Repeat, word for word and with nothing added, each line from the one containing "Serialize everything readable" to the final line of the data, keeping both ends. Pictures are not part of the copy.

# # # #

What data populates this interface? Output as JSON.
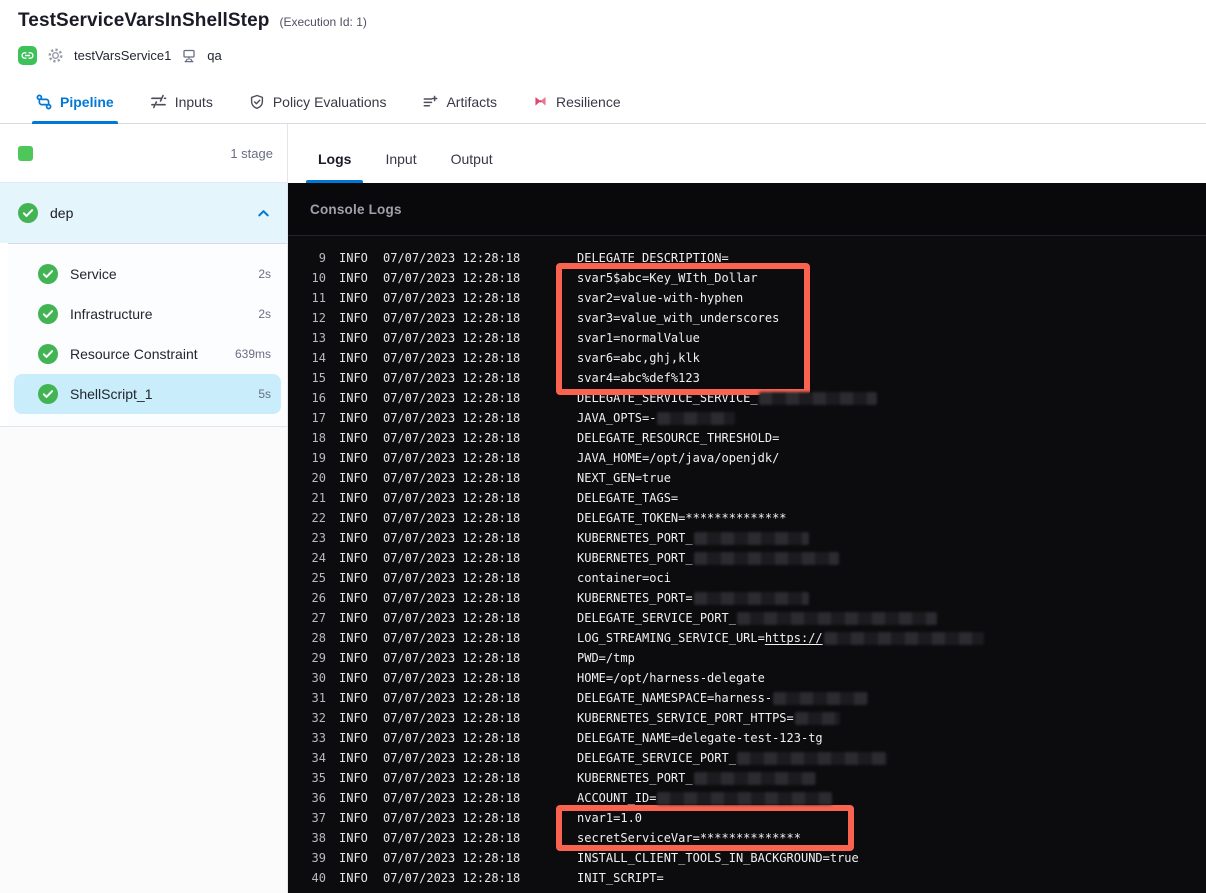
{
  "header": {
    "title": "TestServiceVarsInShellStep",
    "execution_id": "(Execution Id: 1)",
    "service_name": "testVarsService1",
    "environment_name": "qa"
  },
  "main_tabs": [
    {
      "label": "Pipeline",
      "active": true,
      "icon": "pipeline-icon",
      "accent": "#0278d5"
    },
    {
      "label": "Inputs",
      "active": false,
      "icon": "inputs-icon"
    },
    {
      "label": "Policy Evaluations",
      "active": false,
      "icon": "policy-shield-icon"
    },
    {
      "label": "Artifacts",
      "active": false,
      "icon": "artifacts-icon"
    },
    {
      "label": "Resilience",
      "active": false,
      "icon": "resilience-icon",
      "icon_color": "#e0476e"
    }
  ],
  "sidebar": {
    "stage_count": "1 stage",
    "stage_status_color": "#4ec75a",
    "group": {
      "label": "dep",
      "status": "success",
      "expanded": true
    },
    "steps": [
      {
        "label": "Service",
        "duration": "2s",
        "status": "success",
        "selected": false
      },
      {
        "label": "Infrastructure",
        "duration": "2s",
        "status": "success",
        "selected": false
      },
      {
        "label": "Resource Constraint",
        "duration": "639ms",
        "status": "success",
        "selected": false
      },
      {
        "label": "ShellScript_1",
        "duration": "5s",
        "status": "success",
        "selected": true
      }
    ]
  },
  "log_tabs": [
    {
      "label": "Logs",
      "active": true
    },
    {
      "label": "Input",
      "active": false
    },
    {
      "label": "Output",
      "active": false
    }
  ],
  "console": {
    "title": "Console Logs",
    "level": "INFO",
    "timestamp": "07/07/2023 12:28:18",
    "highlight_color": "#f96350",
    "lines": [
      {
        "n": 9,
        "text": "DELEGATE_DESCRIPTION="
      },
      {
        "n": 10,
        "text": "svar5$abc=Key_WIth_Dollar",
        "hl": 1
      },
      {
        "n": 11,
        "text": "svar2=value-with-hyphen",
        "hl": 1
      },
      {
        "n": 12,
        "text": "svar3=value_with_underscores",
        "hl": 1
      },
      {
        "n": 13,
        "text": "svar1=normalValue",
        "hl": 1
      },
      {
        "n": 14,
        "text": "svar6=abc,ghj,klk",
        "hl": 1
      },
      {
        "n": 15,
        "text": "svar4=abc%def%123",
        "hl": 1
      },
      {
        "n": 16,
        "text": "DELEGATE_SERVICE_SERVICE_",
        "redact": 118
      },
      {
        "n": 17,
        "text": "JAVA_OPTS=-",
        "redact": 78
      },
      {
        "n": 18,
        "text": "DELEGATE_RESOURCE_THRESHOLD="
      },
      {
        "n": 19,
        "text": "JAVA_HOME=/opt/java/openjdk/"
      },
      {
        "n": 20,
        "text": "NEXT_GEN=true"
      },
      {
        "n": 21,
        "text": "DELEGATE_TAGS="
      },
      {
        "n": 22,
        "text": "DELEGATE_TOKEN=**************"
      },
      {
        "n": 23,
        "text": "KUBERNETES_PORT_",
        "redact": 115
      },
      {
        "n": 24,
        "text": "KUBERNETES_PORT_",
        "redact": 145
      },
      {
        "n": 25,
        "text": "container=oci"
      },
      {
        "n": 26,
        "text": "KUBERNETES_PORT=",
        "redact": 115
      },
      {
        "n": 27,
        "text": "DELEGATE_SERVICE_PORT_",
        "redact": 200
      },
      {
        "n": 28,
        "text": "LOG_STREAMING_SERVICE_URL=",
        "link": "https://",
        "redact": 160
      },
      {
        "n": 29,
        "text": "PWD=/tmp"
      },
      {
        "n": 30,
        "text": "HOME=/opt/harness-delegate"
      },
      {
        "n": 31,
        "text": "DELEGATE_NAMESPACE=harness-",
        "redact": 95
      },
      {
        "n": 32,
        "text": "KUBERNETES_SERVICE_PORT_HTTPS=",
        "redact": 45
      },
      {
        "n": 33,
        "text": "DELEGATE_NAME=delegate-test-123-tg"
      },
      {
        "n": 34,
        "text": "DELEGATE_SERVICE_PORT_",
        "redact": 150
      },
      {
        "n": 35,
        "text": "KUBERNETES_PORT_",
        "redact": 122
      },
      {
        "n": 36,
        "text": "ACCOUNT_ID=",
        "redact": 175
      },
      {
        "n": 37,
        "text": "nvar1=1.0",
        "hl": 2
      },
      {
        "n": 38,
        "text": "secretServiceVar=**************",
        "hl": 2
      },
      {
        "n": 39,
        "text": "INSTALL_CLIENT_TOOLS_IN_BACKGROUND=true"
      },
      {
        "n": 40,
        "text": "INIT_SCRIPT="
      }
    ]
  }
}
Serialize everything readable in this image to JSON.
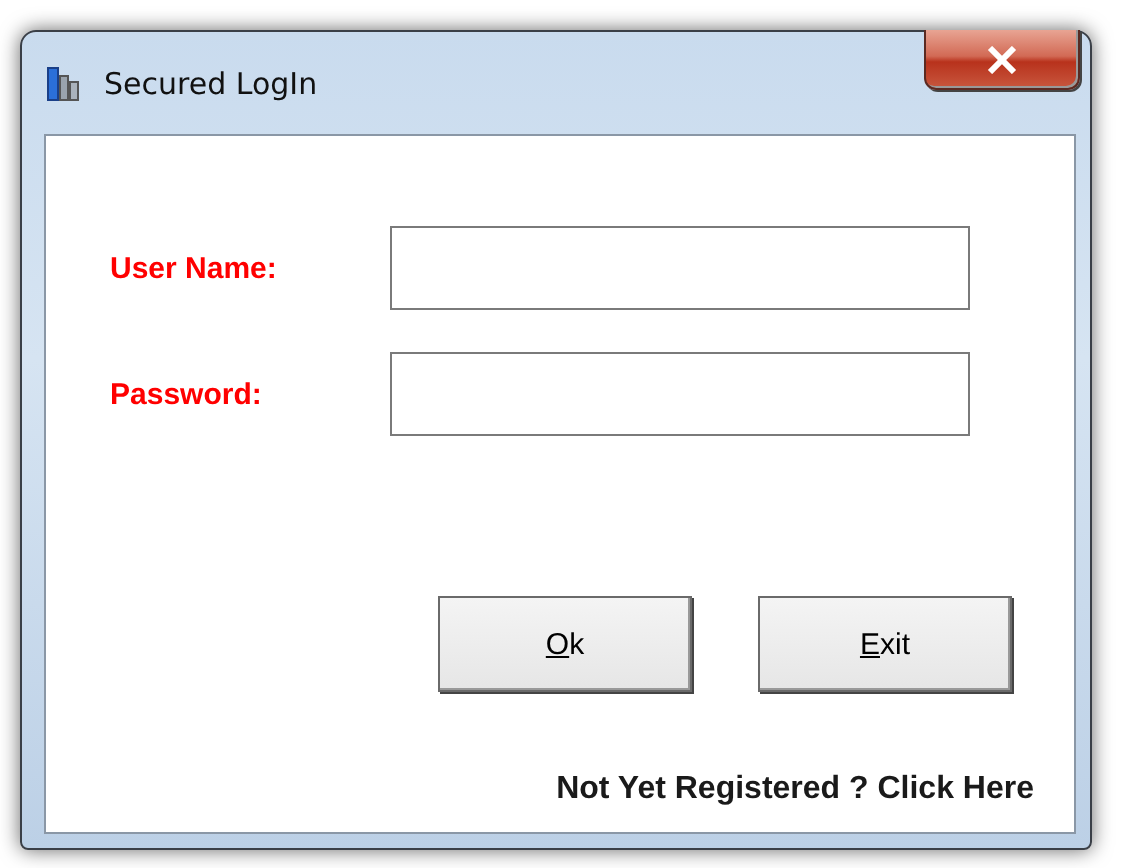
{
  "window": {
    "title": "Secured LogIn"
  },
  "fields": [
    {
      "label": "User Name:"
    },
    {
      "label": "Password:"
    }
  ],
  "buttons": [
    {
      "label": "Ok",
      "underline_first": true
    },
    {
      "label": "Exit",
      "underline_first": true
    }
  ],
  "link": "Not Yet Registered ? Click Here"
}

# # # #

### SOLUTION TO THIS EXERCISE
Serialize everything readable in this image to JSON.
{
  "window": {
    "title": "Secured LogIn"
  },
  "fields": [
    {
      "label": "User Name:"
    },
    {
      "label": "Password:"
    }
  ],
  "buttons": [
    {
      "label": "Ok",
      "underline_first": true
    },
    {
      "label": "Exit",
      "underline_first": true
    }
  ],
  "link": "Not Yet Registered ? Click Here"
}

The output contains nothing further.